**Task details:**
Output all of the data exactly as it appears, but leave out any pictures it contains.

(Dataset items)
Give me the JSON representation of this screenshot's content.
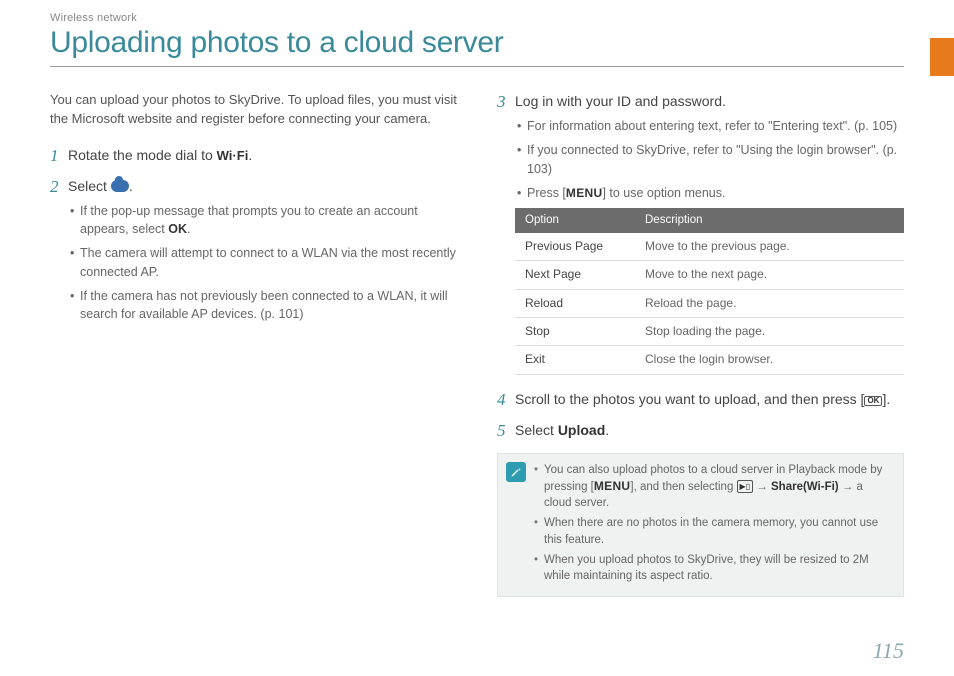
{
  "header": {
    "breadcrumb": "Wireless network",
    "title": "Uploading photos to a cloud server"
  },
  "left": {
    "intro": "You can upload your photos to SkyDrive. To upload files, you must visit the Microsoft website and register before connecting your camera.",
    "step1": {
      "num": "1",
      "pre": "Rotate the mode dial to ",
      "icon": "Wi·Fi",
      "post": "."
    },
    "step2": {
      "num": "2",
      "pre": "Select ",
      "post": ".",
      "bullets": [
        {
          "pre": "If the pop-up message that prompts you to create an account appears, select ",
          "bold": "OK",
          "post": "."
        },
        {
          "text": "The camera will attempt to connect to a WLAN via the most recently connected AP."
        },
        {
          "text": "If the camera has not previously been connected to a WLAN, it will search for available AP devices. (p. 101)"
        }
      ]
    }
  },
  "right": {
    "step3": {
      "num": "3",
      "title": "Log in with your ID and password.",
      "bullets": [
        {
          "text": "For information about entering text, refer to \"Entering text\". (p. 105)"
        },
        {
          "text": "If you connected to SkyDrive, refer to \"Using the login browser\". (p. 103)"
        },
        {
          "pre": "Press [",
          "menu": "MENU",
          "post": "] to use option menus."
        }
      ]
    },
    "table": {
      "headers": [
        "Option",
        "Description"
      ],
      "rows": [
        [
          "Previous Page",
          "Move to the previous page."
        ],
        [
          "Next Page",
          "Move to the next page."
        ],
        [
          "Reload",
          "Reload the page."
        ],
        [
          "Stop",
          "Stop loading the page."
        ],
        [
          "Exit",
          "Close the login browser."
        ]
      ]
    },
    "step4": {
      "num": "4",
      "pre": "Scroll to the photos you want to upload, and then press [",
      "ok": "OK",
      "post": "]."
    },
    "step5": {
      "num": "5",
      "pre": "Select ",
      "bold": "Upload",
      "post": "."
    },
    "note": [
      {
        "pre": "You can also upload photos to a cloud server in Playback mode by pressing [",
        "menu": "MENU",
        "mid1": "], and then selecting ",
        "share": "▶▯",
        "mid2": " → ",
        "bold": "Share(Wi-Fi)",
        "post": " → a cloud server."
      },
      {
        "text": "When there are no photos in the camera memory, you cannot use this feature."
      },
      {
        "text": "When you upload photos to SkyDrive, they will be resized to 2M while maintaining its aspect ratio."
      }
    ]
  },
  "page_number": "115"
}
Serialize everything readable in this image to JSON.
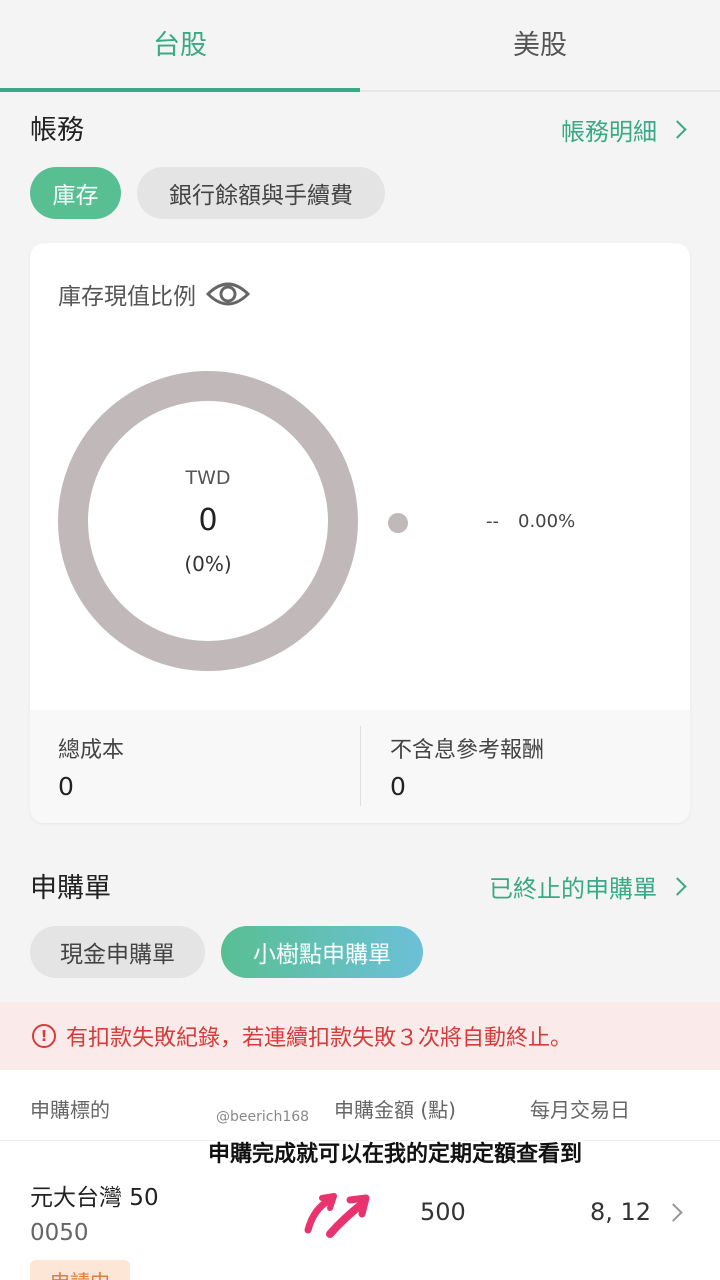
{
  "tabs": [
    {
      "label": "台股",
      "active": true
    },
    {
      "label": "美股",
      "active": false
    }
  ],
  "account": {
    "title": "帳務",
    "link": "帳務明細",
    "pills": [
      "庫存",
      "銀行餘額與手續費"
    ]
  },
  "card": {
    "title": "庫存現值比例",
    "currency": "TWD",
    "total": "0",
    "percent": "(0%)",
    "legend_name": "--",
    "legend_pct": "0.00%",
    "cost_label": "總成本",
    "cost_value": "0",
    "return_label": "不含息參考報酬",
    "return_value": "0"
  },
  "subscription": {
    "title": "申購單",
    "link": "已終止的申購單",
    "pills": [
      "現金申購單",
      "小樹點申購單"
    ],
    "warning": "有扣款失敗紀錄，若連續扣款失敗３次將自動終止。",
    "headers": [
      "申購標的",
      "申購金額 (點)",
      "每月交易日"
    ],
    "row": {
      "name": "元大台灣 50",
      "code": "0050",
      "amount": "500",
      "days": "8, 12",
      "status": "申請中"
    }
  },
  "overlay": {
    "watermark": "@beerich168",
    "subtitle": "申購完成就可以在我的定期定額查看到"
  },
  "colors": {
    "accent": "#3aa985",
    "donut": "#c1b9b9",
    "warning": "#d63b3b",
    "arrow": "#e8336e"
  }
}
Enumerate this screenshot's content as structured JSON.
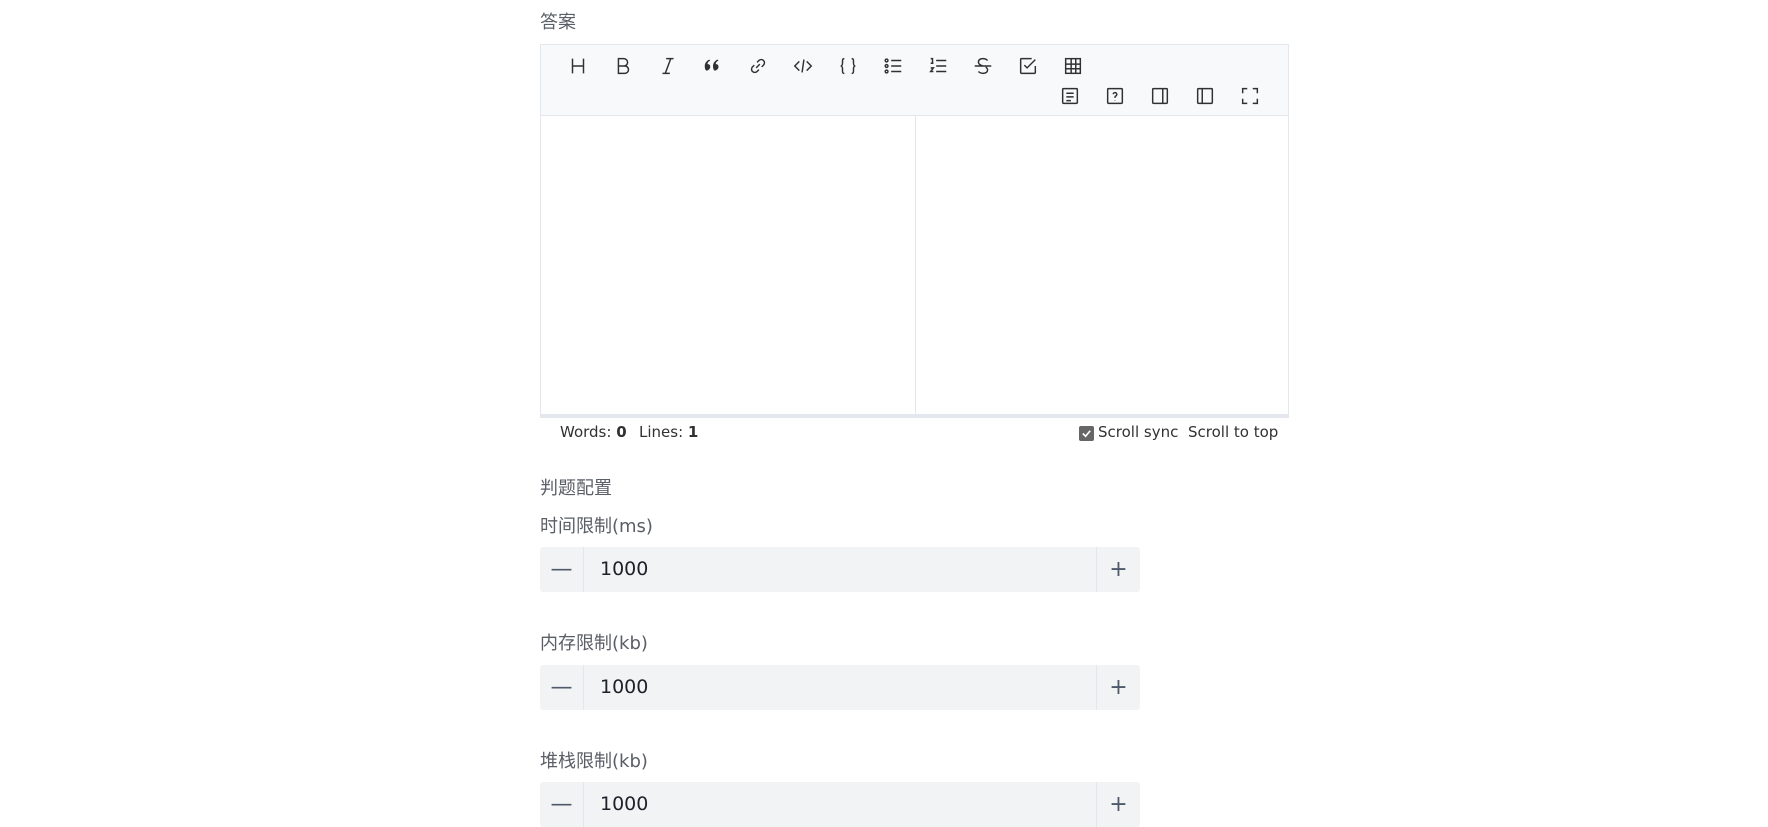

**Task result:**
Give me the JSON representation of this screenshot's content.
{
  "header": {
    "breadcrumb": "Wireless network",
    "title": "Uploading photos to a cloud server"
  },
  "left": {
    "intro": "You can upload your photos to SkyDrive. To upload files, you must visit the Microsoft website and register before connecting your camera.",
    "step1": {
      "num": "1",
      "pre": "Rotate the mode dial to ",
      "icon": "Wi·Fi",
      "post": "."
    },
    "step2": {
      "num": "2",
      "pre": "Select ",
      "post": ".",
      "bullets": [
        {
          "pre": "If the pop-up message that prompts you to create an account appears, select ",
          "bold": "OK",
          "post": "."
        },
        {
          "text": "The camera will attempt to connect to a WLAN via the most recently connected AP."
        },
        {
          "text": "If the camera has not previously been connected to a WLAN, it will search for available AP devices. (p. 101)"
        }
      ]
    }
  },
  "right": {
    "step3": {
      "num": "3",
      "title": "Log in with your ID and password.",
      "bullets": [
        {
          "text": "For information about entering text, refer to \"Entering text\". (p. 105)"
        },
        {
          "text": "If you connected to SkyDrive, refer to \"Using the login browser\". (p. 103)"
        },
        {
          "pre": "Press [",
          "menu": "MENU",
          "post": "] to use option menus."
        }
      ]
    },
    "table": {
      "headers": [
        "Option",
        "Description"
      ],
      "rows": [
        [
          "Previous Page",
          "Move to the previous page."
        ],
        [
          "Next Page",
          "Move to the next page."
        ],
        [
          "Reload",
          "Reload the page."
        ],
        [
          "Stop",
          "Stop loading the page."
        ],
        [
          "Exit",
          "Close the login browser."
        ]
      ]
    },
    "step4": {
      "num": "4",
      "pre": "Scroll to the photos you want to upload, and then press [",
      "ok": "OK",
      "post": "]."
    },
    "step5": {
      "num": "5",
      "pre": "Select ",
      "bold": "Upload",
      "post": "."
    },
    "note": [
      {
        "pre": "You can also upload photos to a cloud server in Playback mode by pressing [",
        "menu": "MENU",
        "mid1": "], and then selecting ",
        "share": "▶▯",
        "mid2": " → ",
        "bold": "Share(Wi-Fi)",
        "post": " → a cloud server."
      },
      {
        "text": "When there are no photos in the camera memory, you cannot use this feature."
      },
      {
        "text": "When you upload photos to SkyDrive, they will be resized to 2M while maintaining its aspect ratio."
      }
    ]
  },
  "page_number": "115"
}
Serialize everything readable in this image to JSON.
{
  "tabs": [
    {
      "label": "台股",
      "active": true
    },
    {
      "label": "美股",
      "active": false
    }
  ],
  "account": {
    "title": "帳務",
    "link": "帳務明細",
    "pills": [
      "庫存",
      "銀行餘額與手續費"
    ]
  },
  "card": {
    "title": "庫存現值比例",
    "currency": "TWD",
    "total": "0",
    "percent": "(0%)",
    "legend_name": "--",
    "legend_pct": "0.00%",
    "cost_label": "總成本",
    "cost_value": "0",
    "return_label": "不含息參考報酬",
    "return_value": "0"
  },
  "subscription": {
    "title": "申購單",
    "link": "已終止的申購單",
    "pills": [
      "現金申購單",
      "小樹點申購單"
    ],
    "warning": "有扣款失敗紀錄，若連續扣款失敗３次將自動終止。",
    "headers": [
      "申購標的",
      "申購金額 (點)",
      "每月交易日"
    ],
    "row": {
      "name": "元大台灣 50",
      "code": "0050",
      "amount": "500",
      "days": "8, 12",
      "status": "申請中"
    }
  },
  "overlay": {
    "watermark": "@beerich168",
    "subtitle": "申購完成就可以在我的定期定額查看到"
  },
  "colors": {
    "accent": "#3aa985",
    "donut": "#c1b9b9",
    "warning": "#d63b3b",
    "arrow": "#e8336e"
  }
}
Enumerate this screenshot's content as structured JSON.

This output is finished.